¶5. (C) Other observers are less sanguine about his prospects. 
 Noting the strongman's apparent fatigue, some politicians 
and journalists speculate that Brazauskas will not finish out 
the three years remaining in his term.  Labor Party leader 
Viktor Uspaskich forecast publicly November 22 that the PM 
will soon step down, giving Labor the opportunity to form a 
new coalition.  Coalition MP Vaclov Stankevic (Social 
Liberal) told us that he expects Brazauskas to resign "in 
days or weeks," or "as soon as the budget is passed." 
Others, including Vladimir Orechov (Labor Party) and Birute 
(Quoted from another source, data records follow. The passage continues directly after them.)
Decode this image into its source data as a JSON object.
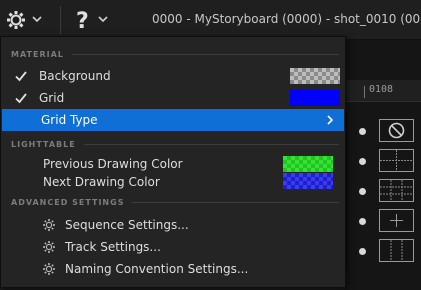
{
  "toolbar": {
    "title": "0000 - MyStoryboard (0000) - shot_0010 (0000)",
    "settings_icon": "gear-icon",
    "help_icon": "question-icon"
  },
  "ruler": {
    "label": "0108"
  },
  "menu": {
    "sections": {
      "material": "MATERIAL",
      "lightable": "LIGHTTABLE",
      "advanced": "ADVANCED SETTINGS"
    },
    "items": {
      "background": {
        "label": "Background",
        "checked": true
      },
      "grid": {
        "label": "Grid",
        "checked": true,
        "color": "#0000ff"
      },
      "grid_type": {
        "label": "Grid Type"
      },
      "previous_drawing_color": {
        "label": "Previous Drawing Color",
        "color": "#35e135"
      },
      "next_drawing_color": {
        "label": "Next Drawing Color",
        "color": "#3b3bf0"
      },
      "sequence_settings": {
        "label": "Sequence Settings..."
      },
      "track_settings": {
        "label": "Track Settings..."
      },
      "naming_convention_settings": {
        "label": "Naming Convention Settings..."
      }
    }
  },
  "grid_types": {
    "options": [
      "none",
      "center-cross",
      "thirds",
      "center-plus",
      "vertical-thirds"
    ],
    "selected": "center-cross"
  },
  "colors": {
    "highlight": "#0f6fd6",
    "menu_bg": "#242424"
  }
}
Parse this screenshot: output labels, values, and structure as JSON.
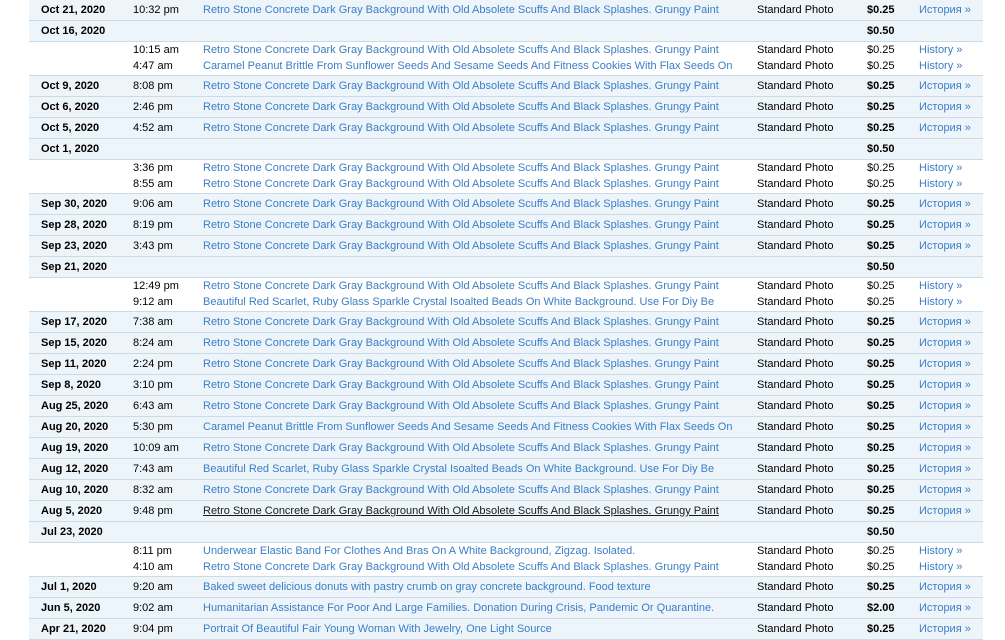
{
  "rows": [
    {
      "kind": "single",
      "date": "Oct 21, 2020",
      "time": "10:32 pm",
      "title": "Retro Stone Concrete Dark Gray Background With Old Absolete Scuffs And Black Splashes. Grungy Paint",
      "type": "Standard Photo",
      "price": "$0.25",
      "history": "История »"
    },
    {
      "kind": "group",
      "date": "Oct 16, 2020",
      "total": "$0.50"
    },
    {
      "kind": "sub",
      "time": "10:15 am",
      "title": "Retro Stone Concrete Dark Gray Background With Old Absolete Scuffs And Black Splashes. Grungy Paint",
      "type": "Standard Photo",
      "price": "$0.25",
      "history": "History »"
    },
    {
      "kind": "sub",
      "last": true,
      "time": "4:47 am",
      "title": "Caramel Peanut Brittle From Sunflower Seeds And Sesame Seeds And Fitness Cookies With Flax Seeds On",
      "type": "Standard Photo",
      "price": "$0.25",
      "history": "History »"
    },
    {
      "kind": "single",
      "date": "Oct 9, 2020",
      "time": "8:08 pm",
      "title": "Retro Stone Concrete Dark Gray Background With Old Absolete Scuffs And Black Splashes. Grungy Paint",
      "type": "Standard Photo",
      "price": "$0.25",
      "history": "История »"
    },
    {
      "kind": "single",
      "date": "Oct 6, 2020",
      "time": "2:46 pm",
      "title": "Retro Stone Concrete Dark Gray Background With Old Absolete Scuffs And Black Splashes. Grungy Paint",
      "type": "Standard Photo",
      "price": "$0.25",
      "history": "История »"
    },
    {
      "kind": "single",
      "date": "Oct 5, 2020",
      "time": "4:52 am",
      "title": "Retro Stone Concrete Dark Gray Background With Old Absolete Scuffs And Black Splashes. Grungy Paint",
      "type": "Standard Photo",
      "price": "$0.25",
      "history": "История »"
    },
    {
      "kind": "group",
      "date": "Oct 1, 2020",
      "total": "$0.50"
    },
    {
      "kind": "sub",
      "time": "3:36 pm",
      "title": "Retro Stone Concrete Dark Gray Background With Old Absolete Scuffs And Black Splashes. Grungy Paint",
      "type": "Standard Photo",
      "price": "$0.25",
      "history": "History »"
    },
    {
      "kind": "sub",
      "last": true,
      "time": "8:55 am",
      "title": "Retro Stone Concrete Dark Gray Background With Old Absolete Scuffs And Black Splashes. Grungy Paint",
      "type": "Standard Photo",
      "price": "$0.25",
      "history": "History »"
    },
    {
      "kind": "single",
      "date": "Sep 30, 2020",
      "time": "9:06 am",
      "title": "Retro Stone Concrete Dark Gray Background With Old Absolete Scuffs And Black Splashes. Grungy Paint",
      "type": "Standard Photo",
      "price": "$0.25",
      "history": "История »"
    },
    {
      "kind": "single",
      "date": "Sep 28, 2020",
      "time": "8:19 pm",
      "title": "Retro Stone Concrete Dark Gray Background With Old Absolete Scuffs And Black Splashes. Grungy Paint",
      "type": "Standard Photo",
      "price": "$0.25",
      "history": "История »"
    },
    {
      "kind": "single",
      "date": "Sep 23, 2020",
      "time": "3:43 pm",
      "title": "Retro Stone Concrete Dark Gray Background With Old Absolete Scuffs And Black Splashes. Grungy Paint",
      "type": "Standard Photo",
      "price": "$0.25",
      "history": "История »"
    },
    {
      "kind": "group",
      "date": "Sep 21, 2020",
      "total": "$0.50"
    },
    {
      "kind": "sub",
      "time": "12:49 pm",
      "title": "Retro Stone Concrete Dark Gray Background With Old Absolete Scuffs And Black Splashes. Grungy Paint",
      "type": "Standard Photo",
      "price": "$0.25",
      "history": "History »"
    },
    {
      "kind": "sub",
      "last": true,
      "time": "9:12 am",
      "title": "Beautiful Red Scarlet, Ruby Glass Sparkle Crystal Isoalted Beads On White Background. Use For Diy Be",
      "type": "Standard Photo",
      "price": "$0.25",
      "history": "History »"
    },
    {
      "kind": "single",
      "date": "Sep 17, 2020",
      "time": "7:38 am",
      "title": "Retro Stone Concrete Dark Gray Background With Old Absolete Scuffs And Black Splashes. Grungy Paint",
      "type": "Standard Photo",
      "price": "$0.25",
      "history": "История »"
    },
    {
      "kind": "single",
      "date": "Sep 15, 2020",
      "time": "8:24 am",
      "title": "Retro Stone Concrete Dark Gray Background With Old Absolete Scuffs And Black Splashes. Grungy Paint",
      "type": "Standard Photo",
      "price": "$0.25",
      "history": "История »"
    },
    {
      "kind": "single",
      "date": "Sep 11, 2020",
      "time": "2:24 pm",
      "title": "Retro Stone Concrete Dark Gray Background With Old Absolete Scuffs And Black Splashes. Grungy Paint",
      "type": "Standard Photo",
      "price": "$0.25",
      "history": "История »"
    },
    {
      "kind": "single",
      "date": "Sep 8, 2020",
      "time": "3:10 pm",
      "title": "Retro Stone Concrete Dark Gray Background With Old Absolete Scuffs And Black Splashes. Grungy Paint",
      "type": "Standard Photo",
      "price": "$0.25",
      "history": "История »"
    },
    {
      "kind": "single",
      "date": "Aug 25, 2020",
      "time": "6:43 am",
      "title": "Retro Stone Concrete Dark Gray Background With Old Absolete Scuffs And Black Splashes. Grungy Paint",
      "type": "Standard Photo",
      "price": "$0.25",
      "history": "История »"
    },
    {
      "kind": "single",
      "date": "Aug 20, 2020",
      "time": "5:30 pm",
      "title": "Caramel Peanut Brittle From Sunflower Seeds And Sesame Seeds And Fitness Cookies With Flax Seeds On",
      "type": "Standard Photo",
      "price": "$0.25",
      "history": "История »"
    },
    {
      "kind": "single",
      "date": "Aug 19, 2020",
      "time": "10:09 am",
      "title": "Retro Stone Concrete Dark Gray Background With Old Absolete Scuffs And Black Splashes. Grungy Paint",
      "type": "Standard Photo",
      "price": "$0.25",
      "history": "История »"
    },
    {
      "kind": "single",
      "date": "Aug 12, 2020",
      "time": "7:43 am",
      "title": "Beautiful Red Scarlet, Ruby Glass Sparkle Crystal Isoalted Beads On White Background. Use For Diy Be",
      "type": "Standard Photo",
      "price": "$0.25",
      "history": "История »"
    },
    {
      "kind": "single",
      "date": "Aug 10, 2020",
      "time": "8:32 am",
      "title": "Retro Stone Concrete Dark Gray Background With Old Absolete Scuffs And Black Splashes. Grungy Paint",
      "type": "Standard Photo",
      "price": "$0.25",
      "history": "История »"
    },
    {
      "kind": "single",
      "date": "Aug 5, 2020",
      "time": "9:48 pm",
      "title": "Retro Stone Concrete Dark Gray Background With Old Absolete Scuffs And Black Splashes. Grungy Paint",
      "hover": true,
      "type": "Standard Photo",
      "price": "$0.25",
      "history": "История »"
    },
    {
      "kind": "group",
      "date": "Jul 23, 2020",
      "total": "$0.50"
    },
    {
      "kind": "sub",
      "time": "8:11 pm",
      "title": "Underwear Elastic Band For Clothes And Bras On A White Background, Zigzag. Isolated.",
      "type": "Standard Photo",
      "price": "$0.25",
      "history": "History »"
    },
    {
      "kind": "sub",
      "last": true,
      "time": "4:10 am",
      "title": "Retro Stone Concrete Dark Gray Background With Old Absolete Scuffs And Black Splashes. Grungy Paint",
      "type": "Standard Photo",
      "price": "$0.25",
      "history": "History »"
    },
    {
      "kind": "single",
      "date": "Jul 1, 2020",
      "time": "9:20 am",
      "title": "Baked sweet delicious donuts with pastry crumb on gray concrete background. Food texture",
      "type": "Standard Photo",
      "price": "$0.25",
      "history": "История »"
    },
    {
      "kind": "single",
      "date": "Jun 5, 2020",
      "time": "9:02 am",
      "title": "Humanitarian Assistance For Poor And Large Families. Donation During Crisis, Pandemic Or Quarantine.",
      "type": "Standard Photo",
      "price": "$2.00",
      "history": "История »"
    },
    {
      "kind": "single",
      "date": "Apr 21, 2020",
      "time": "9:04 pm",
      "title": "Portrait Of Beautiful Fair Young Woman With Jewelry, One Light Source",
      "type": "Standard Photo",
      "price": "$0.25",
      "history": "История »"
    }
  ]
}
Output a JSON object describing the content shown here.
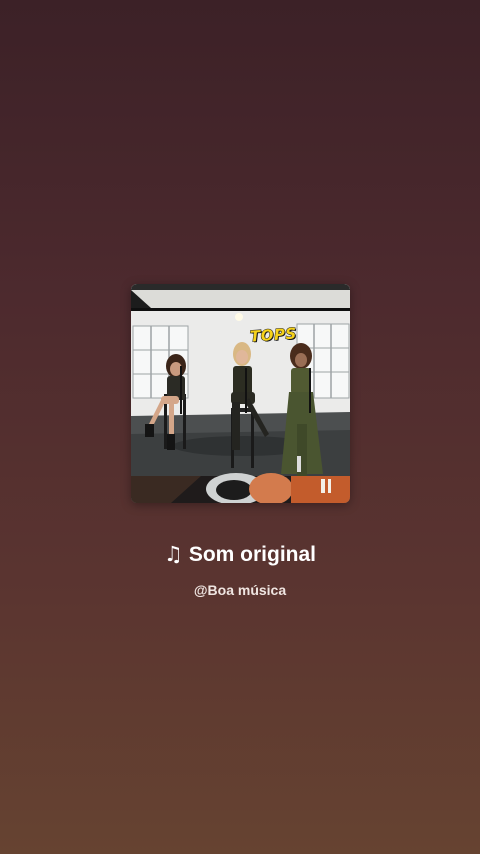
{
  "sound": {
    "title": "Som original",
    "author": "@Boa música",
    "note_icon": "music-note-icon"
  },
  "cover": {
    "sticker_text": "TOPS"
  },
  "colors": {
    "background_top": "#3c2127",
    "background_bottom": "#664331",
    "text_primary": "#ffffff",
    "text_secondary": "#f0e6e2",
    "sticker": "#f6d21a"
  }
}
Vesaite (Social Democrat), said that Brazauskas's health will 
be a deciding factor in his tenure.  According to this view, 
it is possible he will serve out his term (until 2008) if his 
health holds up and he is able to outlast his critics. 
Orechov theorized that Brazauskas may persevere until the 
sale of the Mazeikiu Nafta refinery concludes sometime in 
Coalition Dynamics 
¶6. (C) The lack of an obvious successor within the PM's 
Social Democratic party also drives coalition partners to 
hope Brazauskas will stay put.  SocLib MP Alvydas Sadeckas 
told us that the coalition agreement ends the day that 
Brazauskas leaves office.  Sadeckas said that Brazauskas's 
personal leadership (along with the concession of some key 
ministries to Labor) was sufficient to persuade the Labor 
Party to cede the PM's office to the SocDems in 2004, despite 
the fact that Labor controlled nearly twice as many seats. 
Without Brazauskas, Sadeckas said, an emboldened Labor would 
negotiate with a strong hand and would take the premiership 
and perhaps other ministries.  Uspaskich promised that Labor 
would "work with the devil, if it benefits the state," 
implying Labor's determination to lead new coalition, 
including some elements of the current opposition. 
¶7. (C) A deal giving Labor more power may already be in play 
as a result of the PM's problems.  MP Orechov told us that 
Uspaskich has negotiated within the Government for more Labor 
involvement in the disposition of the Mazeikiu Nafta oil 
refinery sale in return for his support of Brazauskas. 
Labor's popularity has been on the rise again recently, and 
it now enjoys more than twice the support of any other party. 
¶8. (C) Brazauskas's poor handling of what at least 
superficially seem to be legitimate questions about a 
conflict of interest between his wife's business dealings and 
Lithuanian state interests has seriously tarnished his 
reputation.  But ever the fighter, he has skillfully played 
on widespread fears (including those of President Adamkus) of 
putting the premiership in the untested and unpredictable 
hands of the populist Labor Party.  Given poorly developed 
conflict of interest legislation in Lithuania, it is unlikely 
the law enforcement agencies examining the case will find any 
evidence of a crime, allowing Brazauskas some time to rebuild 
his reputation.  His televised address, targeted at the 
average citizen, is a clear indication that Brazauskas is in 
for the long haul.  The Conservative Party can take some 
pride in achieving one of its objectives -- all the fuss 
about the Prime Minister's rumored indebtedness to Lukoil 
will make it much harder for the Lithuanian government to 
sell the valuable Mazeikiu Nafta oil refinery to the 
Kremlin-linked business.